Ribaudo column: Tahoe’s housing, mental health issues should be top priorities
Shifting priorities. For as long as I can remember the primary concern the Lake Tahoe community faced was the protection and enhancement of the lake, and for a good reason.
The lake is recognized by most everyone as the source of who we are. The efforts have included somewhere around $2 billion over the past 25 years in environmental improvements and progress has been made. But our world has changed and so has the community’s needs, and housing and mental health have emerged as critical issues. It has become clear to me that concern for the environment as the top priority needs to be shared with the same focus on concern for housing and mental health.
Concerning housing. The only way I think we will see improvement and the investment needed to build needed workforce housing is to create the focus and effort we have seen with the environment. Protecting Lake Tahoe has spawned an industry that has resulted in funding and programs; that same focus and purpose need to happen with housing.
We will not get it done with just meetings and blue-ribbon panels, and it won’t get done with just the public sector and community groups focusing on the effort. It is time for the private sector to step in and lead this effort by forming a workforce housing coalition that includes the casino industry, Vail, the lodging industry, Barton Hospital and Aramark, along with the college, school district, the city, etc. Those groups must step forward and become actual project proponents.
If the housing problem doesn’t get fixed and these employers don’t step forward to be part of figuring out this complex problem, they will be seen as a big part of the problem.
LimeBike Blues. I have watched with interest the introduction of the LimeBikes that have been placed in South Shore to encourage people to ride instead of using their cars. No question that problems occurred, and it makes no sense to point fingers at this point.

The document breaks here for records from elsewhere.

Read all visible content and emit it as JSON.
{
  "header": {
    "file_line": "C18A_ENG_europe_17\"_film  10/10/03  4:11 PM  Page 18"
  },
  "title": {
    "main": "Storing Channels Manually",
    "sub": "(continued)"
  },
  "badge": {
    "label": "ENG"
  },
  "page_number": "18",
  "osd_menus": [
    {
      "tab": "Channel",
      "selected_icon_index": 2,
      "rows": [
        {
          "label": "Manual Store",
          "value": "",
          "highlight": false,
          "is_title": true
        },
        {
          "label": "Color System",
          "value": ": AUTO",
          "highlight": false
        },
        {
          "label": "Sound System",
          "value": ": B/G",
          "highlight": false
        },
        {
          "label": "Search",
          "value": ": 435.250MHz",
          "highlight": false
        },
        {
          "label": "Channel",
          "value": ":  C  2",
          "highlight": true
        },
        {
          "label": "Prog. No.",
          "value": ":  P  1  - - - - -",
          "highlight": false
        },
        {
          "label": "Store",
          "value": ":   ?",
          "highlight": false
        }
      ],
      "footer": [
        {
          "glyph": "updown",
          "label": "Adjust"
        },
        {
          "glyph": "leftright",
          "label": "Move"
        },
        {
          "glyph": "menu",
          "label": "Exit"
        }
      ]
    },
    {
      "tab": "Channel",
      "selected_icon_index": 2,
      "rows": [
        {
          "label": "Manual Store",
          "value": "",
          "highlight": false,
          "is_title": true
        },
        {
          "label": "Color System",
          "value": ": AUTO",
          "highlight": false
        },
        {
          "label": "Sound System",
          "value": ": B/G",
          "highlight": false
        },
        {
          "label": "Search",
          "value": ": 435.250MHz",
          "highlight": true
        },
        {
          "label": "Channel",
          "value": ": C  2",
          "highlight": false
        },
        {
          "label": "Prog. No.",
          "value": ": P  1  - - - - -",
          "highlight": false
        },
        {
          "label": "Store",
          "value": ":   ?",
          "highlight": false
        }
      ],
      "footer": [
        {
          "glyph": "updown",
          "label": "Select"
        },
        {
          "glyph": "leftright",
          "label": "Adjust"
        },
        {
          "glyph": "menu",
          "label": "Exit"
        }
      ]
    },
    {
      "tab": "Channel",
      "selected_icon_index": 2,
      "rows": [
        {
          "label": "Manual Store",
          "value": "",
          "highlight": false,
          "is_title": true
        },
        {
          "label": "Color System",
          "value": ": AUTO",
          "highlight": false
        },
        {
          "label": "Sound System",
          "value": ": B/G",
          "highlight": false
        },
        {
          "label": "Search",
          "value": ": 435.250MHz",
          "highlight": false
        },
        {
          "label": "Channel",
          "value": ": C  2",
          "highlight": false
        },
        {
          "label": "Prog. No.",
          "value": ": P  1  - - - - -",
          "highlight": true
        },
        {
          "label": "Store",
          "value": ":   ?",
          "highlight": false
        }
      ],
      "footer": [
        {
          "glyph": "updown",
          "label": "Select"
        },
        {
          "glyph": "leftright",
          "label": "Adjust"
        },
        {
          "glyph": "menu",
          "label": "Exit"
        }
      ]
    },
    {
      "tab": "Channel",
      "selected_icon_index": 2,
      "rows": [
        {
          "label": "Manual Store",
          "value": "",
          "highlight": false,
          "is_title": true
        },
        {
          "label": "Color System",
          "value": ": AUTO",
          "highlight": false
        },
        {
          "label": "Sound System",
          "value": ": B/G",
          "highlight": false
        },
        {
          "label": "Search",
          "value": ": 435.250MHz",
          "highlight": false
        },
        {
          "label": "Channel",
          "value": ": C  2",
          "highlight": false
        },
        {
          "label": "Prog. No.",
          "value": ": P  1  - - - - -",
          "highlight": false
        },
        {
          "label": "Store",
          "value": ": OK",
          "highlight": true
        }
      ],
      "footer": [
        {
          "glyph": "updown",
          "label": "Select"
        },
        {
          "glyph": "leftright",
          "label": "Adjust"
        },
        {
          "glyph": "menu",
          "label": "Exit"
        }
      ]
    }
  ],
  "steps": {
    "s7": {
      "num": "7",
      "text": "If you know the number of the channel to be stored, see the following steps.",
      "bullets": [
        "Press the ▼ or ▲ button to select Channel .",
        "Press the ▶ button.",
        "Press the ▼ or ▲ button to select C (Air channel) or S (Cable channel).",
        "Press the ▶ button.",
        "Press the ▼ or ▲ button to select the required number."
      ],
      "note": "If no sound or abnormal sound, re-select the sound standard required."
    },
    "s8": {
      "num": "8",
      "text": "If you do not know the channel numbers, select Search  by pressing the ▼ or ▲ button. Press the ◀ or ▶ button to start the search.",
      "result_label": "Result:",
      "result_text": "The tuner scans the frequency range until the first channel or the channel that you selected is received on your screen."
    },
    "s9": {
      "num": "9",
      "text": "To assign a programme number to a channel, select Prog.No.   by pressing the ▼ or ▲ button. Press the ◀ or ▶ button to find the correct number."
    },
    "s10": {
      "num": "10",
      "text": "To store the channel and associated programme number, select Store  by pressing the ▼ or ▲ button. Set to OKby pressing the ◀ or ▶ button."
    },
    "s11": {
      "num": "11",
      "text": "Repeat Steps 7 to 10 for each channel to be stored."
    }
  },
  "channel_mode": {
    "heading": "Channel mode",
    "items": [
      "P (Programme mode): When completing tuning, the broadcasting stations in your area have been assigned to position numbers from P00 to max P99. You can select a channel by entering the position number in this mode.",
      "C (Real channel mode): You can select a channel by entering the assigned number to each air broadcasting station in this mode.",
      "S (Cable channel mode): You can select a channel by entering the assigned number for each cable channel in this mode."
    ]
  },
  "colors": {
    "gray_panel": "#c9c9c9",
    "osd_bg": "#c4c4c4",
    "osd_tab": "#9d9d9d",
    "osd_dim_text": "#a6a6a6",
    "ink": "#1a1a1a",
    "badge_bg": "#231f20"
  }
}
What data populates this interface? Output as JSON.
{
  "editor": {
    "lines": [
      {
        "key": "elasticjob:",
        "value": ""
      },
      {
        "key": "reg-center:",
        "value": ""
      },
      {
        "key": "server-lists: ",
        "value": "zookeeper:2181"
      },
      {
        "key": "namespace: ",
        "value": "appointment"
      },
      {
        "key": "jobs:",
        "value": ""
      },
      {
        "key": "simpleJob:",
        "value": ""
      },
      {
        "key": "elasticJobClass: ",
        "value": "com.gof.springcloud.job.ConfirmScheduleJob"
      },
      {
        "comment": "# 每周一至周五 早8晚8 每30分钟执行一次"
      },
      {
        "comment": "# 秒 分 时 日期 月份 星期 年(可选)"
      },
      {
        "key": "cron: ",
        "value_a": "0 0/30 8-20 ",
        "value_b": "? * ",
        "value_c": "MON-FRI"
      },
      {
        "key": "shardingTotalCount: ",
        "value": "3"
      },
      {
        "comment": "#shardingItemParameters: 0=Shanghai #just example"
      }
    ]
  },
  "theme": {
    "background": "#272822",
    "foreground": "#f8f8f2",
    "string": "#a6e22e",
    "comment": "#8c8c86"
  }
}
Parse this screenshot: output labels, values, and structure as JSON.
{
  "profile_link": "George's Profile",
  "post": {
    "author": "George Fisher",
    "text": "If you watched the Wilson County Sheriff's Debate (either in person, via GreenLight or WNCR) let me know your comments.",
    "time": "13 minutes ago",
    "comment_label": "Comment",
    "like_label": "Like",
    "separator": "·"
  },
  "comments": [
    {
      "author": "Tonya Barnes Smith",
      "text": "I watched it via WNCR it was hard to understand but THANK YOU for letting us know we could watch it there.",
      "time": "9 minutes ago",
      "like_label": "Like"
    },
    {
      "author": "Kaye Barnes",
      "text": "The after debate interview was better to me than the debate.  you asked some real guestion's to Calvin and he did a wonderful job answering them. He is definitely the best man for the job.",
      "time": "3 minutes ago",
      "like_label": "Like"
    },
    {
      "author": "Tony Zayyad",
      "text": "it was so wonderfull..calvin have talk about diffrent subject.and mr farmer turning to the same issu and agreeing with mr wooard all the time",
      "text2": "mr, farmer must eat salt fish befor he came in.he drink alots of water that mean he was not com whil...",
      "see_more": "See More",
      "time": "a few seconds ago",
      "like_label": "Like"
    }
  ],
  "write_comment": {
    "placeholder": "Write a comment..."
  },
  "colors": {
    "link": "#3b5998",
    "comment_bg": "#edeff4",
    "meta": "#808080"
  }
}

What is important is what we can learn from the situation. What has become obvious is that the introduction of new products, services and experiences can be messy and imperfect. We often assume this process is ready, aim, fire, but it really isn’t. It’s ready, fire, aim.
Can we step back and learn from this and how to make the introduction of new ideas in South Shore much better? Or do we continue in the same “new idea, meets resistance, becomes political, splits part of the community, etc., etc.” model we have seen? Change will continue to occur; can we find a better process to adopt new ideas? Or not? What is not acceptable is the vandalism that has occurred with the LimeBikes. Those responsible have done nothing but damage the reputation of our community.
The Big Picture
The more I read about it, the bigger the disaster becomes with regard to the California retirement system. CALPERS, which is responsible for the public retirement system, is over $100 billion short of what it needs. Those funds come directly from the taxpayer, reducing the funds available for community services. Not sure how we sustain this problem with a tourism economy.
If you haven’t been yet, check out the new Verde Mexican Rotisserie at the Y. It’s the second location, with the original in Meyers. Just as tasty but a lot closer.
It’s a wrap
I had the opportunity to attend the Creating Equilibrium Conference at Squaw Valley over the weekend and what has become clear to me is we need bigger ideas to solve the major problems that confront South Shore. Our incremental thinking is too small. Big thinkers and problem solvers wanted.
Carl Ribaudo is a columnist, consultant, speaker and writer who lives in South Lake Tahoe. He can be reached at firstname.lastname@example.org.